Mining is one of the most polluting industries in the world. It is linked with conflict and human rights abuses. Most of the world’s biggest mining companies, and many smaller mining companies, are listed on the London Stock Exchange, and on its Alternative Investment Market (AIM). ECCR is a member of the London Mining Network – which works for
- human rights, including the rights of Indigenous Peoples and workers, and
- sustainable development (development which meets the needs of the present without compromising the ability of future generations to meet their own needs) in communities around the world affected by the activities of mining companies based in or funded from London
You may also be interested in a recent film ‘Precious Metal’ covering the events of the Marikana Massacre in South Africa, when security forces opened fire on striking mine-workers in the most lethal use of force by the South African state since apartheid.
Determined that the events should be known by the world and never be forgotten, women of the community group Sikhala Sonke returned to the site on the first anniversary to perform a play re-enacting what had happened, in front of the nation’s media and the people of the town.
You can watch the film here.

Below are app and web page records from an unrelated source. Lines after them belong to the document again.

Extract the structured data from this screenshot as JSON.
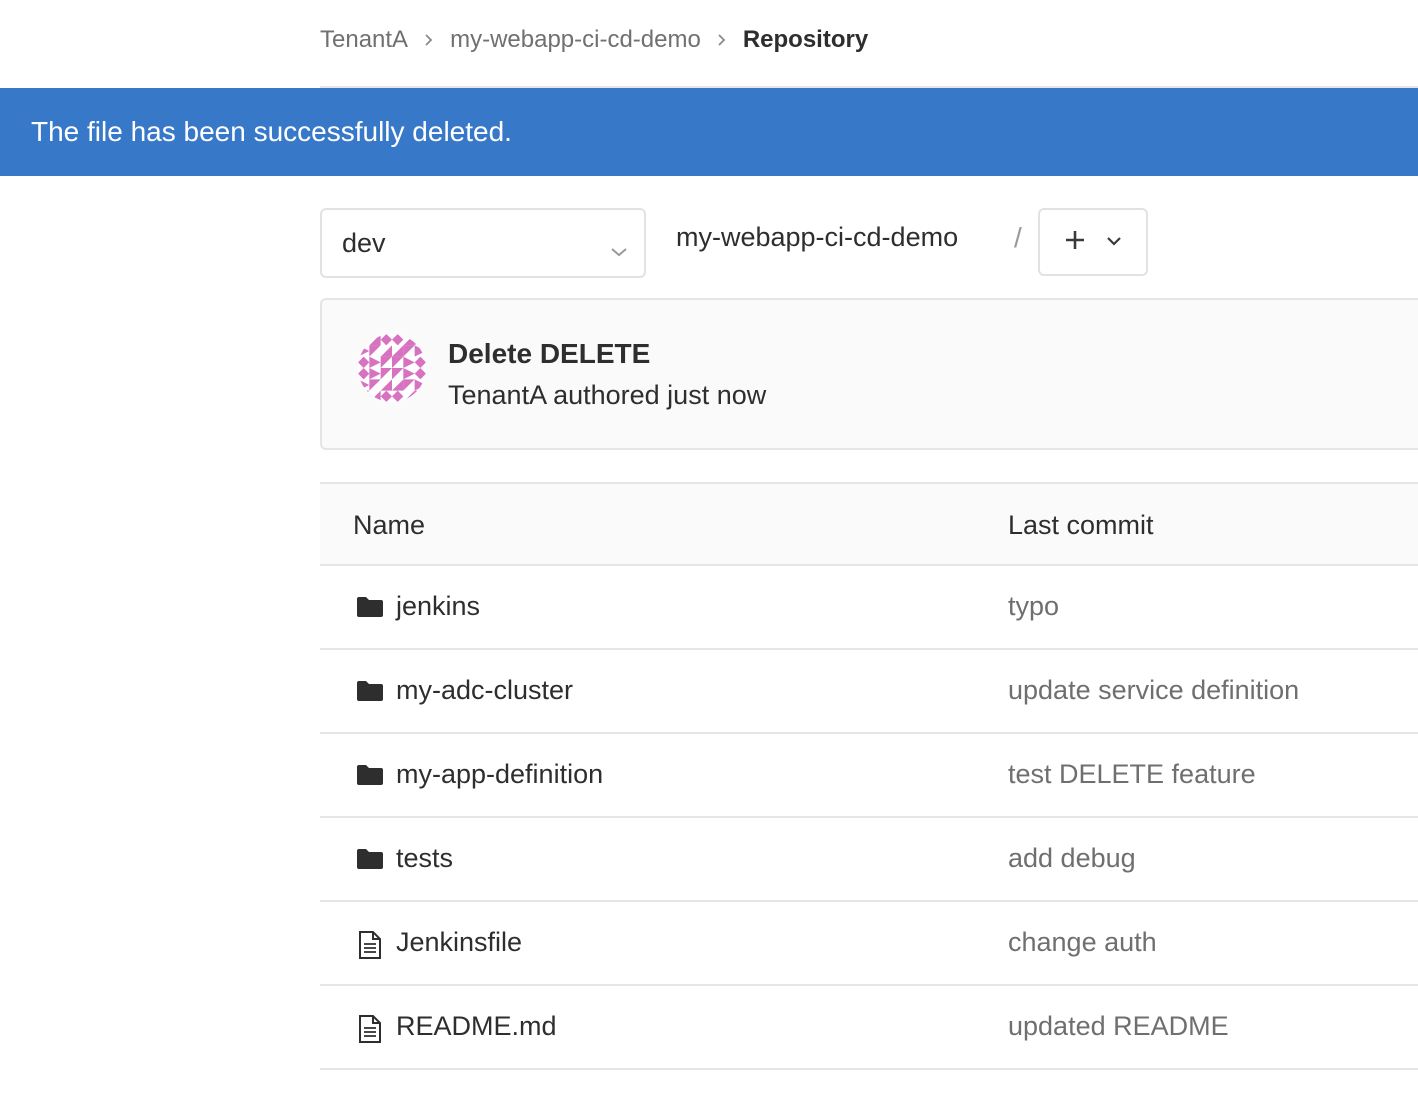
{
  "breadcrumb": {
    "items": [
      "TenantA",
      "my-webapp-ci-cd-demo"
    ],
    "current": "Repository"
  },
  "flash": {
    "message": "The file has been successfully deleted."
  },
  "tree_controls": {
    "branch": "dev",
    "project_path": "my-webapp-ci-cd-demo",
    "separator": "/",
    "add_icon": "plus-icon",
    "chevron_icon": "chevron-down-icon"
  },
  "last_commit": {
    "title": "Delete DELETE",
    "meta": "TenantA authored just now",
    "avatar_color": "#d672c0"
  },
  "table": {
    "headers": {
      "name": "Name",
      "last_commit": "Last commit"
    },
    "rows": [
      {
        "type": "folder",
        "name": "jenkins",
        "commit": "typo"
      },
      {
        "type": "folder",
        "name": "my-adc-cluster",
        "commit": "update service definition"
      },
      {
        "type": "folder",
        "name": "my-app-definition",
        "commit": "test DELETE feature"
      },
      {
        "type": "folder",
        "name": "tests",
        "commit": "add debug"
      },
      {
        "type": "file",
        "name": "Jenkinsfile",
        "commit": "change auth"
      },
      {
        "type": "file",
        "name": "README.md",
        "commit": "updated README"
      }
    ]
  },
  "colors": {
    "flash_bg": "#3878c9",
    "border": "#e5e5e5",
    "muted_text": "#6f6f6f"
  }
}
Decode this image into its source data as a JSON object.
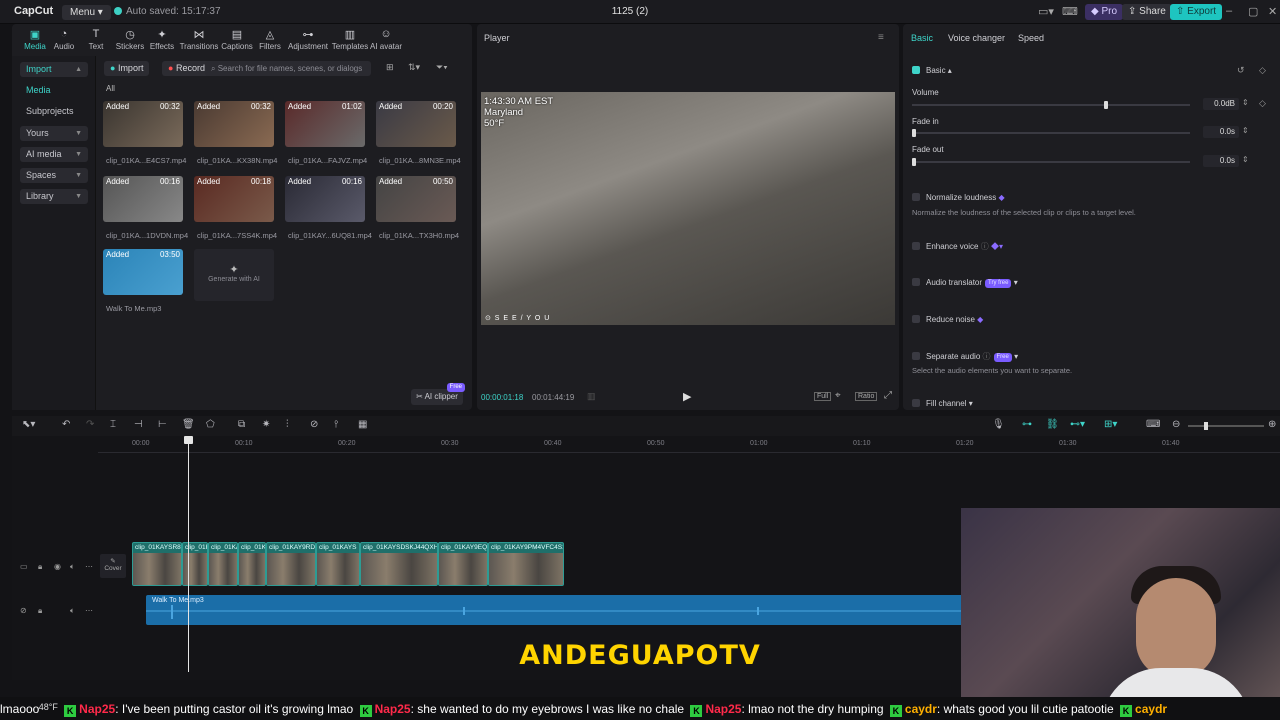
{
  "app": {
    "logo": "CapCut",
    "menu_label": "Menu",
    "saved_status": "Auto saved: 15:17:37",
    "project_title": "1125 (2)",
    "pro_label": "Pro",
    "share_label": "Share",
    "export_label": "Export"
  },
  "toolbar": {
    "items": [
      {
        "label": "Media",
        "icon": "media-icon"
      },
      {
        "label": "Audio",
        "icon": "audio-icon"
      },
      {
        "label": "Text",
        "icon": "text-icon"
      },
      {
        "label": "Stickers",
        "icon": "stickers-icon"
      },
      {
        "label": "Effects",
        "icon": "effects-icon"
      },
      {
        "label": "Transitions",
        "icon": "transitions-icon"
      },
      {
        "label": "Captions",
        "icon": "captions-icon"
      },
      {
        "label": "Filters",
        "icon": "filters-icon"
      },
      {
        "label": "Adjustment",
        "icon": "adjustment-icon"
      },
      {
        "label": "Templates",
        "icon": "templates-icon"
      },
      {
        "label": "AI avatar",
        "icon": "ai-avatar-icon"
      }
    ]
  },
  "sidebar": {
    "items": [
      "Import",
      "Media",
      "Subprojects",
      "Yours",
      "AI media",
      "Spaces",
      "Library"
    ]
  },
  "media": {
    "import_label": "Import",
    "record_label": "Record",
    "search_placeholder": "Search for file names, scenes, or dialogs",
    "filter_all": "All",
    "added_tag": "Added",
    "items": [
      {
        "name": "clip_01KA...E4CS7.mp4",
        "duration": "00:32"
      },
      {
        "name": "clip_01KA...KX38N.mp4",
        "duration": "00:32"
      },
      {
        "name": "clip_01KA...FAJVZ.mp4",
        "duration": "01:02"
      },
      {
        "name": "clip_01KA...8MN3E.mp4",
        "duration": "00:20"
      },
      {
        "name": "clip_01KA...1DVDN.mp4",
        "duration": "00:16"
      },
      {
        "name": "clip_01KA...7SS4K.mp4",
        "duration": "00:18"
      },
      {
        "name": "clip_01KAY...6UQ81.mp4",
        "duration": "00:16"
      },
      {
        "name": "clip_01KA...TX3H0.mp4",
        "duration": "00:50"
      },
      {
        "name": "Walk To Me.mp3",
        "duration": "03:50"
      }
    ],
    "generate_label": "Generate with AI",
    "ai_clipper_label": "AI clipper",
    "ai_clipper_badge": "Free"
  },
  "player": {
    "title": "Player",
    "stamp_time": "1:43:30 AM EST",
    "stamp_place": "Maryland",
    "stamp_temp": "50°F",
    "overlay_text": "⊙ S E E  / Y O U",
    "current_time": "00:00:01:18",
    "total_time": "00:01:44:19",
    "full_label": "Full",
    "ratio_label": "Ratio"
  },
  "props": {
    "tabs": [
      "Basic",
      "Voice changer",
      "Speed"
    ],
    "section": "Basic",
    "volume_label": "Volume",
    "volume_value": "0.0dB",
    "volume_level": 0.69,
    "fade_in_label": "Fade in",
    "fade_in_value": "0.0s",
    "fade_out_label": "Fade out",
    "fade_out_value": "0.0s",
    "normalize_label": "Normalize loudness",
    "normalize_desc": "Normalize the loudness of the selected clip or clips to a target level.",
    "enhance_label": "Enhance voice",
    "translator_label": "Audio translator",
    "translator_badge": "Try free",
    "reduce_label": "Reduce noise",
    "separate_label": "Separate audio",
    "separate_badge": "Free",
    "separate_desc": "Select the audio elements you want to separate.",
    "fill_label": "Fill channel"
  },
  "timeline": {
    "ruler": [
      "00:00",
      "00:10",
      "00:20",
      "00:30",
      "00:40",
      "00:50",
      "01:00",
      "01:10",
      "01:20",
      "01:30",
      "01:40"
    ],
    "cover_label": "Cover",
    "clips": [
      "clip_01KAYSR8E",
      "clip_01KA",
      "clip_01KA",
      "clip_01K",
      "clip_01KAY9RD",
      "clip_01KAYS",
      "clip_01KAYSDSKJ44QXH",
      "clip_01KAY9EQ",
      "clip_01KAY9PM4VFC4S1"
    ],
    "audio_name": "Walk To Me.mp3"
  },
  "overlay": {
    "watermark": "ANDEGUAPOTV"
  },
  "ticker": {
    "items": [
      {
        "user": "",
        "msg": "lmaooo"
      },
      {
        "user": "Nap25",
        "msg": ": I've been putting castor oil it's growing lmao"
      },
      {
        "user": "Nap25",
        "msg": ": she wanted to do my eyebrows I was like no chale"
      },
      {
        "user": "Nap25",
        "msg": ": lmao not the dry humping"
      },
      {
        "user": "caydr",
        "msg": ": whats good you lil cutie patootie"
      },
      {
        "user": "caydr",
        "msg": ""
      }
    ],
    "temp": "48°F"
  }
}
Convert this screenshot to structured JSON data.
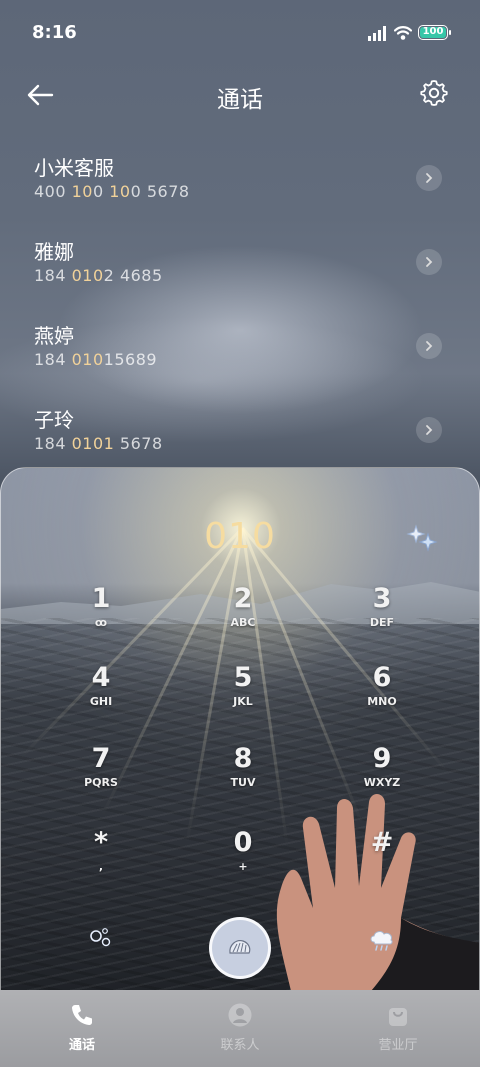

ECCR has had regular interactions with companies in the mining sector, recently through a project entitled “Making FPIC a Reality for Indigenous Communities: Free, Prior and Informed Consent (FPIC) and Mining”. Multinational mining companies place increasing emphasis on community engagement as part of their corporate responsibility. However, they engage with communities in an inconsistent manner and rarely comply with the standards necessary for respect for Indigenous Peoples’ rights, interests and well-being. The project promoted the rights of mining-affected indigenous peoples to their lands, territories and natural resources. Its objective was to persuade leading mining multinational companies to adopt the principle of Free, Prior and Informed Consent (FPIC) in their policies and fully comply with it in practice in all of their operations. The project specifically focused on increased awareness and respect for FPIC by the industry in line with the international normative framework of indigenous peoples rights, including the 2007 United Nations Declaration on the Rights of Indigenous Peoples (UNDRIP), as the minimum mining industry-wide standard for a rights based engagement with indigenous peoples.